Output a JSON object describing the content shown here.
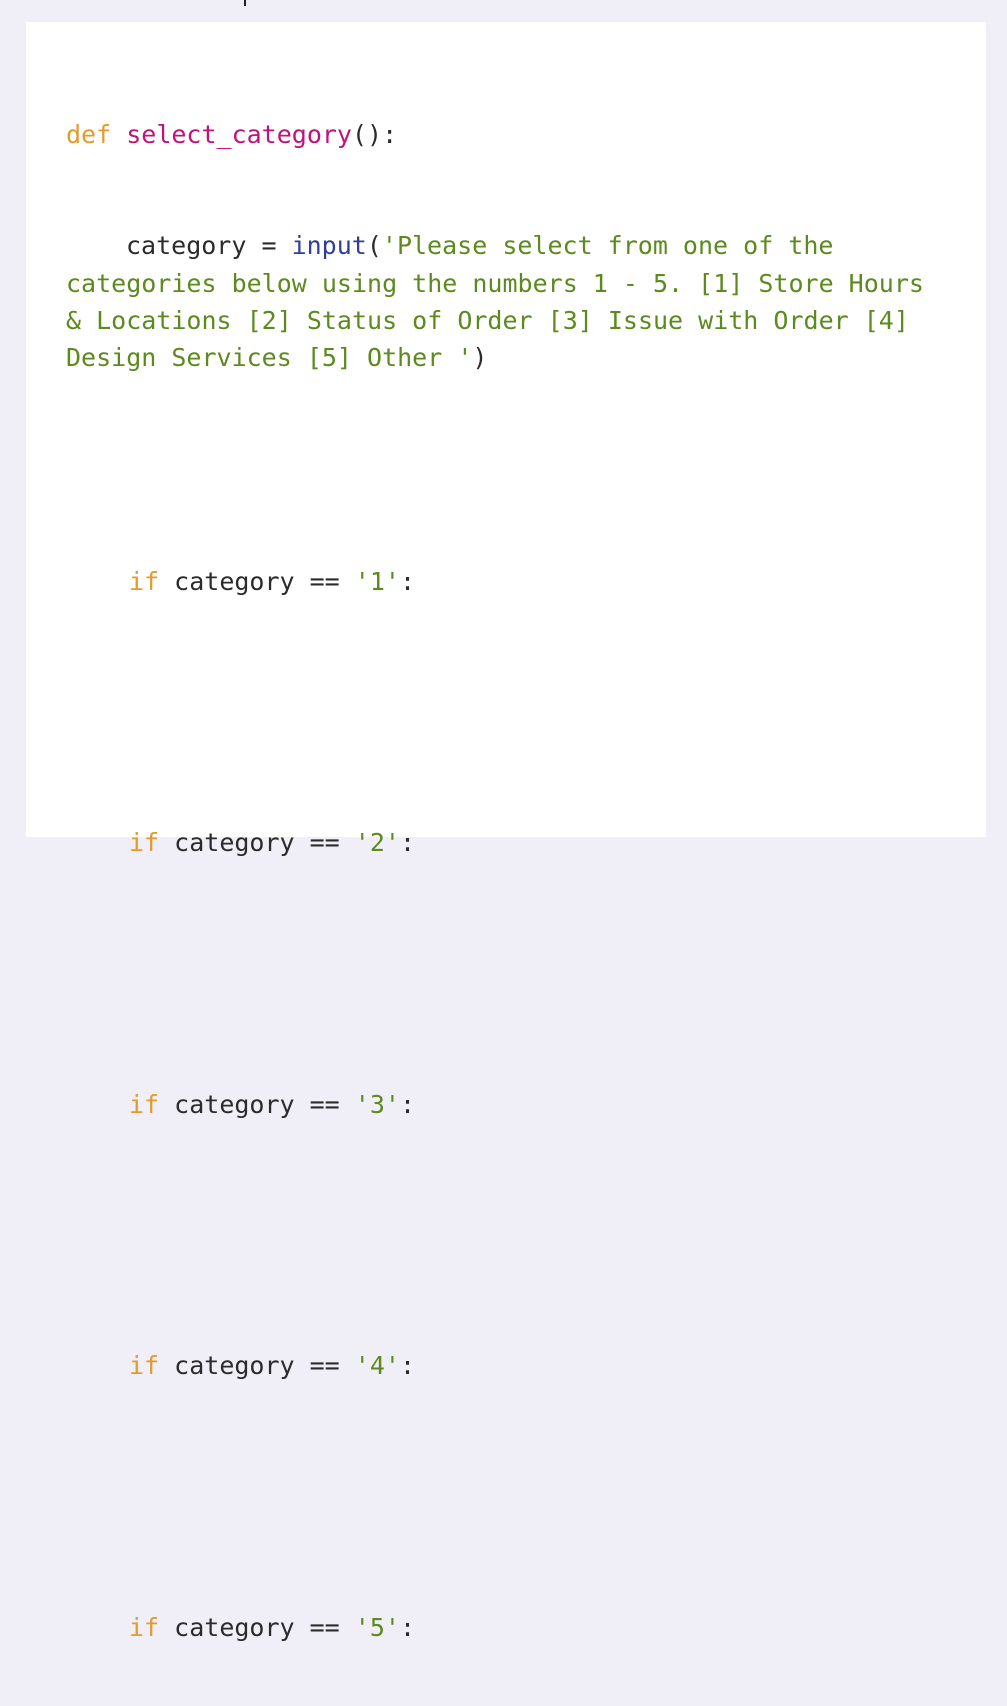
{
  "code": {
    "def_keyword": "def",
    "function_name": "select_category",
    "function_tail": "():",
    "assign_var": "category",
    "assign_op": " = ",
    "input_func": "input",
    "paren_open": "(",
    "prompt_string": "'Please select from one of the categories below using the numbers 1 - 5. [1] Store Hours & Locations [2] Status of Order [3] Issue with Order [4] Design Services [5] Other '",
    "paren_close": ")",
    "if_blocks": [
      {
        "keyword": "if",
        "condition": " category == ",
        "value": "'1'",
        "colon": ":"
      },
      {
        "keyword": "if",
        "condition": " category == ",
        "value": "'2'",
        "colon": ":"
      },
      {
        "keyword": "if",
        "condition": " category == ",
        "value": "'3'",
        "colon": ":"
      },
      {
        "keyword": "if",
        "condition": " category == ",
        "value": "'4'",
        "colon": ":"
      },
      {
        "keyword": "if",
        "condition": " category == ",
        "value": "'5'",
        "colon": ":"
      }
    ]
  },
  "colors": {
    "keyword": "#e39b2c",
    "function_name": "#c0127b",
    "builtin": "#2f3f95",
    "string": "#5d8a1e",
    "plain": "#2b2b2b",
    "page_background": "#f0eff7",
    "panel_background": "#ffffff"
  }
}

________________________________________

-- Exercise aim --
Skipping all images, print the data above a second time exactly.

-- Task result --
Output a JSON object describing the content shown here.
{
  "code": {
    "def_keyword": "def",
    "function_name": "select_category",
    "function_tail": "():",
    "assign_var": "category",
    "assign_op": " = ",
    "input_func": "input",
    "paren_open": "(",
    "prompt_string": "'Please select from one of the categories below using the numbers 1 - 5. [1] Store Hours & Locations [2] Status of Order [3] Issue with Order [4] Design Services [5] Other '",
    "paren_close": ")",
    "if_blocks": [
      {
        "keyword": "if",
        "condition": " category == ",
        "value": "'1'",
        "colon": ":"
      },
      {
        "keyword": "if",
        "condition": " category == ",
        "value": "'2'",
        "colon": ":"
      },
      {
        "keyword": "if",
        "condition": " category == ",
        "value": "'3'",
        "colon": ":"
      },
      {
        "keyword": "if",
        "condition": " category == ",
        "value": "'4'",
        "colon": ":"
      },
      {
        "keyword": "if",
        "condition": " category == ",
        "value": "'5'",
        "colon": ":"
      }
    ]
  },
  "colors": {
    "keyword": "#e39b2c",
    "function_name": "#c0127b",
    "builtin": "#2f3f95",
    "string": "#5d8a1e",
    "plain": "#2b2b2b",
    "page_background": "#f0eff7",
    "panel_background": "#ffffff"
  }
}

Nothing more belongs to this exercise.